Work to be completed
Records follow. Select each line holding "need".

Data records
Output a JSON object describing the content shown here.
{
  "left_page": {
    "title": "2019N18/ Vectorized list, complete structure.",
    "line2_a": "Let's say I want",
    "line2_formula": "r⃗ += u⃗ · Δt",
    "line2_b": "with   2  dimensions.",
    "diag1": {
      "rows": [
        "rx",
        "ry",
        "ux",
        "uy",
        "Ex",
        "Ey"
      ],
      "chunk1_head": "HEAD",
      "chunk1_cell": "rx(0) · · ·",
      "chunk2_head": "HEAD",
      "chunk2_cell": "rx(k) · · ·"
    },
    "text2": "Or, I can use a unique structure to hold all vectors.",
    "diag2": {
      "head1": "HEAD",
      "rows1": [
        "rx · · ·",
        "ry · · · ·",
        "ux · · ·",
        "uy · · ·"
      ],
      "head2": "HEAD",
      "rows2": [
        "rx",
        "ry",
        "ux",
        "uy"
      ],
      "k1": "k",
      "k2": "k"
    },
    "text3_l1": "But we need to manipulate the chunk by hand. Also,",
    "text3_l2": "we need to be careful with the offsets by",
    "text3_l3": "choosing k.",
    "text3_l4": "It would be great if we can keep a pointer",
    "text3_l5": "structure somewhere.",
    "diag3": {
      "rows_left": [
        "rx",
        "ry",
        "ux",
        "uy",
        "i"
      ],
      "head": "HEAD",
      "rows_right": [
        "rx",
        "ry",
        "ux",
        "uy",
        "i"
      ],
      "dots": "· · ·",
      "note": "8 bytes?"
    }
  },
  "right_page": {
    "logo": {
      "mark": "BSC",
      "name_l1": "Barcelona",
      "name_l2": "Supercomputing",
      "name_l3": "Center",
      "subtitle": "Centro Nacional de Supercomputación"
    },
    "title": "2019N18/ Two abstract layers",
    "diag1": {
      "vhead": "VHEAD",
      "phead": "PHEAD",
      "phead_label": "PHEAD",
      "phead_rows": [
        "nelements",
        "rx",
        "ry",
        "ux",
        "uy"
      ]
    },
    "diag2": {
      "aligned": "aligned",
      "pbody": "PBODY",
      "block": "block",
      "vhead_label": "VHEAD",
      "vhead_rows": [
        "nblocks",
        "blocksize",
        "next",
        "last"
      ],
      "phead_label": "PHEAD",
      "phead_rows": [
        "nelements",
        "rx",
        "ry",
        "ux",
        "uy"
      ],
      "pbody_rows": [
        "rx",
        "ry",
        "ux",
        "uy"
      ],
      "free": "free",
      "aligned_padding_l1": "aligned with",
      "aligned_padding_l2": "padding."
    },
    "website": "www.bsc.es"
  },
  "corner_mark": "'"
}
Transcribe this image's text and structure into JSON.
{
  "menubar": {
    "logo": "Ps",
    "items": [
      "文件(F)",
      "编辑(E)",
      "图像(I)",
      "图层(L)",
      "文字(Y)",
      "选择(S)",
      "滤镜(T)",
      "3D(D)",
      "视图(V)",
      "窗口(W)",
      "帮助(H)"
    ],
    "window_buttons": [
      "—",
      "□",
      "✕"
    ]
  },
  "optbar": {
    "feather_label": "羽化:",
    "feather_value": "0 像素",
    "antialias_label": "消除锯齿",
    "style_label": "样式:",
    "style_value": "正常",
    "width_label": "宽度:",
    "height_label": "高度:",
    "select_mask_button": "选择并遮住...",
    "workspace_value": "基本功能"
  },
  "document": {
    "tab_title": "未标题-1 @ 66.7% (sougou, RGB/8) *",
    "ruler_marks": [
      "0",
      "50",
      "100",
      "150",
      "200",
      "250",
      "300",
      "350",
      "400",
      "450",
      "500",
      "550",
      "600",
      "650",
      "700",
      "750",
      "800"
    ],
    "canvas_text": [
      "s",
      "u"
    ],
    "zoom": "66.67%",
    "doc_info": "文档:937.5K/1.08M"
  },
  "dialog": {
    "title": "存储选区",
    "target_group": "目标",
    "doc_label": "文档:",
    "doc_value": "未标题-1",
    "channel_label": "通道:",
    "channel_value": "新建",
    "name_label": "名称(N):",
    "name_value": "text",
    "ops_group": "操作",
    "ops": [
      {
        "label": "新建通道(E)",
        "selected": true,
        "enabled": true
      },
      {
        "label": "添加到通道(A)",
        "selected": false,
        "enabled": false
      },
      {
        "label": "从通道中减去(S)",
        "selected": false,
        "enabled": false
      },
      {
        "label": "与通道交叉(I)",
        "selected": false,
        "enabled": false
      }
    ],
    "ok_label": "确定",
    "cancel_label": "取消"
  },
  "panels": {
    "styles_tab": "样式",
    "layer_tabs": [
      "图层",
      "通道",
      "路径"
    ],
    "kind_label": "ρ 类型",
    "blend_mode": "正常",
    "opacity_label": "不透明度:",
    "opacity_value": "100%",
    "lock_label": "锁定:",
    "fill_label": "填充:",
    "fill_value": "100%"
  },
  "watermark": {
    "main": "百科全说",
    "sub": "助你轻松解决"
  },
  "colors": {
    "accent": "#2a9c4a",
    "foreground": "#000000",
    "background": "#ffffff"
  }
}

Reply
    "text3_l1": "But we need to manipulate the chunk by hand. Also,",
    "text3_l2": "we need to be careful with the offsets by",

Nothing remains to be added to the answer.